Task material section start
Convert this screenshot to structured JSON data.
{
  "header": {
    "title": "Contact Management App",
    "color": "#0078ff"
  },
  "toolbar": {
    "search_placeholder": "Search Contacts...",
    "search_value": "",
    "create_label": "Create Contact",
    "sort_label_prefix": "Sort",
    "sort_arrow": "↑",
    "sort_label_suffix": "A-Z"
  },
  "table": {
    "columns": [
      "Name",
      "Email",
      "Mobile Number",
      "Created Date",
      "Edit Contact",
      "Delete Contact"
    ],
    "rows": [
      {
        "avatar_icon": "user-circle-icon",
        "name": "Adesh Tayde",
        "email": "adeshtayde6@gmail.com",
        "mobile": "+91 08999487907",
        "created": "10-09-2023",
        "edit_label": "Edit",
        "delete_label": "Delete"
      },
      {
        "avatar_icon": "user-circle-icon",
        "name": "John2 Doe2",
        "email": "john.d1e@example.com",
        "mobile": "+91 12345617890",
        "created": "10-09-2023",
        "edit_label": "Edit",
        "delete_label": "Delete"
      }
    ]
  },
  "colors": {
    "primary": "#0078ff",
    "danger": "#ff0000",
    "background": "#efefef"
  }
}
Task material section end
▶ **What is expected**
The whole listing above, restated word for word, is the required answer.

▶ **Exercise solution**
Convert this screenshot to structured JSON data.
{
  "header": {
    "title": "Contact Management App",
    "color": "#0078ff"
  },
  "toolbar": {
    "search_placeholder": "Search Contacts...",
    "search_value": "",
    "create_label": "Create Contact",
    "sort_label_prefix": "Sort",
    "sort_arrow": "↑",
    "sort_label_suffix": "A-Z"
  },
  "table": {
    "columns": [
      "Name",
      "Email",
      "Mobile Number",
      "Created Date",
      "Edit Contact",
      "Delete Contact"
    ],
    "rows": [
      {
        "avatar_icon": "user-circle-icon",
        "name": "Adesh Tayde",
        "email": "adeshtayde6@gmail.com",
        "mobile": "+91 08999487907",
        "created": "10-09-2023",
        "edit_label": "Edit",
        "delete_label": "Delete"
      },
      {
        "avatar_icon": "user-circle-icon",
        "name": "John2 Doe2",
        "email": "john.d1e@example.com",
        "mobile": "+91 12345617890",
        "created": "10-09-2023",
        "edit_label": "Edit",
        "delete_label": "Delete"
      }
    ]
  },
  "colors": {
    "primary": "#0078ff",
    "danger": "#ff0000",
    "background": "#efefef"
  }
}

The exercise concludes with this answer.